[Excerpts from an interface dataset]
========
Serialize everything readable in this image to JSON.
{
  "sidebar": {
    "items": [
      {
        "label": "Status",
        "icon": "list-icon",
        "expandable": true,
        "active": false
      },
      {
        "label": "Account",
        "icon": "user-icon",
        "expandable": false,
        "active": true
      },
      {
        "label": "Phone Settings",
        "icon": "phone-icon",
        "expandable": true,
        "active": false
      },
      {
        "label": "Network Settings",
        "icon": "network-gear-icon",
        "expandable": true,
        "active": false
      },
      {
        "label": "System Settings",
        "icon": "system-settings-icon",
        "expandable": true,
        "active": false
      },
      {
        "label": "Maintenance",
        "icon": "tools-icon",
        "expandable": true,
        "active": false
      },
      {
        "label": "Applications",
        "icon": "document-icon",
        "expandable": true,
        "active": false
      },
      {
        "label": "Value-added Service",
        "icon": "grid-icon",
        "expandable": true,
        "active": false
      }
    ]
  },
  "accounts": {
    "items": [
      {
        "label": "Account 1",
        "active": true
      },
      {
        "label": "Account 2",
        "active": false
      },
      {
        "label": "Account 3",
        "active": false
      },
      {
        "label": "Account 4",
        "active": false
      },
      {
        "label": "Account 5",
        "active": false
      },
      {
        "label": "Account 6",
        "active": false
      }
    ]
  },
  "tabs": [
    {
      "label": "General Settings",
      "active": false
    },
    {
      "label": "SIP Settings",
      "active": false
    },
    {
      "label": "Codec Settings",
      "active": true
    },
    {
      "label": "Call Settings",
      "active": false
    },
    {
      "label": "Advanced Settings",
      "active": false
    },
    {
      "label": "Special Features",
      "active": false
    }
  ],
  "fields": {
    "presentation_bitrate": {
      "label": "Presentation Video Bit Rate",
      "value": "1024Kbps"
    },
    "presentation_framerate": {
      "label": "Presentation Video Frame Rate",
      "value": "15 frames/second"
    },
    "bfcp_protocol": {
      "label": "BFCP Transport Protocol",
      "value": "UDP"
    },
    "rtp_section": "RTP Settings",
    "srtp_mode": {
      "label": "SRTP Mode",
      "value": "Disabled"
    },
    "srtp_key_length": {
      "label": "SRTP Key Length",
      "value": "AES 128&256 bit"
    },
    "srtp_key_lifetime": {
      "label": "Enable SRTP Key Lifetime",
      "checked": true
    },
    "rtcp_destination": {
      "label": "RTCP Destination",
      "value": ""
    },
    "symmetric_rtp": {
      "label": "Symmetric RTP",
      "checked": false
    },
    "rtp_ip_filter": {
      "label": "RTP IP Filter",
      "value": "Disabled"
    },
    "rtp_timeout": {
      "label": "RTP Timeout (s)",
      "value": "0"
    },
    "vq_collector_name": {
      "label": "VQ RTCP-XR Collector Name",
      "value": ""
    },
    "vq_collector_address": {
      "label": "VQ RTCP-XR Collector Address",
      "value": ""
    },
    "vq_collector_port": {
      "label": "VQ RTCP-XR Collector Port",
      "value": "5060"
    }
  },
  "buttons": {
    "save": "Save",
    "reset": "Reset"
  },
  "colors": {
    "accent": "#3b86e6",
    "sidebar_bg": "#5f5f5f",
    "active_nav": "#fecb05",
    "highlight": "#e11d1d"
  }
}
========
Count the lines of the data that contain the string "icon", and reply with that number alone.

Output for this exercise :: 8